Dairy and beef producers in Michigan’s Emmet County learned late last week that two cattle herds there recently tested positive for bovine tuberculosis (TB). That brings the state’s number of infected herds to 23, and marks the first cattle cases of TB outside the state’s 4-county infected zone in the northeast corner of the Lower Peninsula.
A coyote and two free-ranging white-tailed deer from the county tested positive for the disease prior to these cattle results.
Emmet County is currently classified in the “disease free zone,” a designation created earlier this year as part of Michigan’s TB eradication program. However, it’s expected that the Michigan Department of Agriculture (MDA) director will designate the area as “high risk.” When that happens, producers in the area are required to participate in an annual herd testing for three years.
State-required TB tests are free of charge as long as the veterinary practitioner is certified by and contracted with the MDA. Herd owners in the affected area may call the Atlanta, Mich., MDA office at (888) 565-8626 or their local veterinarian to arrange for testing.
Authorities established three TB eradication zones last March in an attempt to control, then eliminate, bovine TB from the state. And return Michigan to USDA’s disease-free status. Split-state status for counties not affected by bovine TB is an interim step in the process.

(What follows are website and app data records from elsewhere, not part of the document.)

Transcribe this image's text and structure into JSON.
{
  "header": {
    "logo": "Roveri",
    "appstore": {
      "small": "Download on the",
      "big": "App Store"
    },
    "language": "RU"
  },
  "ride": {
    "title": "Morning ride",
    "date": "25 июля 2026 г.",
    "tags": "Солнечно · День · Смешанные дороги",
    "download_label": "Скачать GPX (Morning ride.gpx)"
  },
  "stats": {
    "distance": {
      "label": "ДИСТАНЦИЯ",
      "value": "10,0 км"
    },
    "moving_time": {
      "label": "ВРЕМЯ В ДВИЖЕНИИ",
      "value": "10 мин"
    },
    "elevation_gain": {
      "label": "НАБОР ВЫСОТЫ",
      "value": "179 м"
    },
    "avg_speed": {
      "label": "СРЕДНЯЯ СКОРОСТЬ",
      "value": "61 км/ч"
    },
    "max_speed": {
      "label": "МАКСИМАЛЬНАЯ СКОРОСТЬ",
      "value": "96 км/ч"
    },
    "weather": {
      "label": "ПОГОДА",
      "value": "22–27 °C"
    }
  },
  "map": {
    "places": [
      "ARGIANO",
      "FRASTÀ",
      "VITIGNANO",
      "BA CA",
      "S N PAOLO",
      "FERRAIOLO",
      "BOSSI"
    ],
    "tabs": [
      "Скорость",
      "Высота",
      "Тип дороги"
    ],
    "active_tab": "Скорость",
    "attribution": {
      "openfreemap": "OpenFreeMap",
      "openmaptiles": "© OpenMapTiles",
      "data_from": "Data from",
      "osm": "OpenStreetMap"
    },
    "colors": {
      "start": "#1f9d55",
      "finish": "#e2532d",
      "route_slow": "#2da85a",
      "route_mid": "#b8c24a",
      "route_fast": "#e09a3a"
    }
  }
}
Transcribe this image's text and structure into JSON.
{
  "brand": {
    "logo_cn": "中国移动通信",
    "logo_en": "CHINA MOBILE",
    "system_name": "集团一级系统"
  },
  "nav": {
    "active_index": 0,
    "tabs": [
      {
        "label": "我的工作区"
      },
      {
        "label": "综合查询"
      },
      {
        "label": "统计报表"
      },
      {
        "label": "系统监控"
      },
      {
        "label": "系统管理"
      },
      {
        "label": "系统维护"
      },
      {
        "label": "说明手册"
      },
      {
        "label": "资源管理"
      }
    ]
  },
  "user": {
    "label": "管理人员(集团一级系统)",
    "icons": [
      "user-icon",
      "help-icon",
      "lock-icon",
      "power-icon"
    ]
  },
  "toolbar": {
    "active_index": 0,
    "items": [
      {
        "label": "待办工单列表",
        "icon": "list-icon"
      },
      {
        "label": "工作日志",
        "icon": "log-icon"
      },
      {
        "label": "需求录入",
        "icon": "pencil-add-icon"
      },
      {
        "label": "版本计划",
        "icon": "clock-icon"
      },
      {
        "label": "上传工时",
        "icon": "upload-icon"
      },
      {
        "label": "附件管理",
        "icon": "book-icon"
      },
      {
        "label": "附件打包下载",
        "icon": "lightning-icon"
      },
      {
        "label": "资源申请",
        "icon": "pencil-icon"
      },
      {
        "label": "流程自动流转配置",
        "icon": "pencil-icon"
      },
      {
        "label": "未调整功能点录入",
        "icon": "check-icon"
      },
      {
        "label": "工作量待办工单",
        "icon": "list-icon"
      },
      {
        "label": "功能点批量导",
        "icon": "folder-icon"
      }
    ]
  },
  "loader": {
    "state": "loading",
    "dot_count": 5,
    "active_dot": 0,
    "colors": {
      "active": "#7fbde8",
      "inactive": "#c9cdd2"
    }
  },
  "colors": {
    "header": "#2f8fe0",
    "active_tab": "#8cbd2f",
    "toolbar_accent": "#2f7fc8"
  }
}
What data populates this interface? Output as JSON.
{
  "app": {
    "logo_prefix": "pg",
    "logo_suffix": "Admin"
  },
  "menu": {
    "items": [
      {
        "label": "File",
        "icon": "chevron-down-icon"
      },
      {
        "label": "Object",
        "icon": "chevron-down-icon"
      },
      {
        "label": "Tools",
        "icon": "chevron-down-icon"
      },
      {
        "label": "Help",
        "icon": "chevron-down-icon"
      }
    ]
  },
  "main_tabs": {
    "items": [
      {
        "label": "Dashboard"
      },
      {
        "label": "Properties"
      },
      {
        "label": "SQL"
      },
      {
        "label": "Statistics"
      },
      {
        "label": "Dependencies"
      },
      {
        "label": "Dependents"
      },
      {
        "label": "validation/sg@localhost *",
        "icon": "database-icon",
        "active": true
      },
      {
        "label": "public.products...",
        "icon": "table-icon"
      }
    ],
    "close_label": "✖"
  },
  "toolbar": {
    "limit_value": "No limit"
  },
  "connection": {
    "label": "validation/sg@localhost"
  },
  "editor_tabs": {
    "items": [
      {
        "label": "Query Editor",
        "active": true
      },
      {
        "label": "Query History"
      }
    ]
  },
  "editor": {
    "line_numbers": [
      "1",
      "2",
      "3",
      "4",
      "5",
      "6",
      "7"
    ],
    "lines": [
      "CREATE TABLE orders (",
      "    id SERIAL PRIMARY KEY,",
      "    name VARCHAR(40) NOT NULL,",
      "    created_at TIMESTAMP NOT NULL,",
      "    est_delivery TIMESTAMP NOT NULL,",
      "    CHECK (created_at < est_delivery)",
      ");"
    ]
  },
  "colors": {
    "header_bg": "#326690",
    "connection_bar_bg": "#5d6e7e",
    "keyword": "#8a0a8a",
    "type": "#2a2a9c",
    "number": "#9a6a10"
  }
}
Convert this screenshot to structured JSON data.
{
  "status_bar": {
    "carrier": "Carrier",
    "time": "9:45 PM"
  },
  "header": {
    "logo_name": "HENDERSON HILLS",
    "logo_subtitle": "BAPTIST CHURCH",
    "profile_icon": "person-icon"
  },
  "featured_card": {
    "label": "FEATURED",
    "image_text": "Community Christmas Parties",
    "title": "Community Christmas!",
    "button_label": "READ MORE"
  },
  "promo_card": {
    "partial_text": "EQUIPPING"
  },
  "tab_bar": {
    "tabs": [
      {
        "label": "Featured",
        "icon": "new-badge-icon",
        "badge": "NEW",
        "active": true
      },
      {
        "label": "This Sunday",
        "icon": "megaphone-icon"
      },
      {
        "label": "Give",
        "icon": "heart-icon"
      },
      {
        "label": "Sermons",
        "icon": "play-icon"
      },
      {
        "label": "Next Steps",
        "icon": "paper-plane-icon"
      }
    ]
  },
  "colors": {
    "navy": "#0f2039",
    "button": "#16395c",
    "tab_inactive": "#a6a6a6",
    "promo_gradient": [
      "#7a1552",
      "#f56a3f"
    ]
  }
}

The four counties where the disease was first discovered are classified as infected, while the six surrounding counties are classified as the surveillance zone as a buffer around the disease. The state’s remaining 73 counties are classified as disease free, which is where Emmet County currently remains. The zones may only be changed after public comment and a thorough investigation that identifies significant infection risk and disease prevalence in the region.
Officials say they anticipate the required testing to proceed quickly and that this additional disease discovery is not expected to delay the state’s planned application to USDA for split state status.
For more information about bovine TB or Michigan’s eradication program, go to the Web site at: www.bovinetb.com
Michigan Department of Agriculture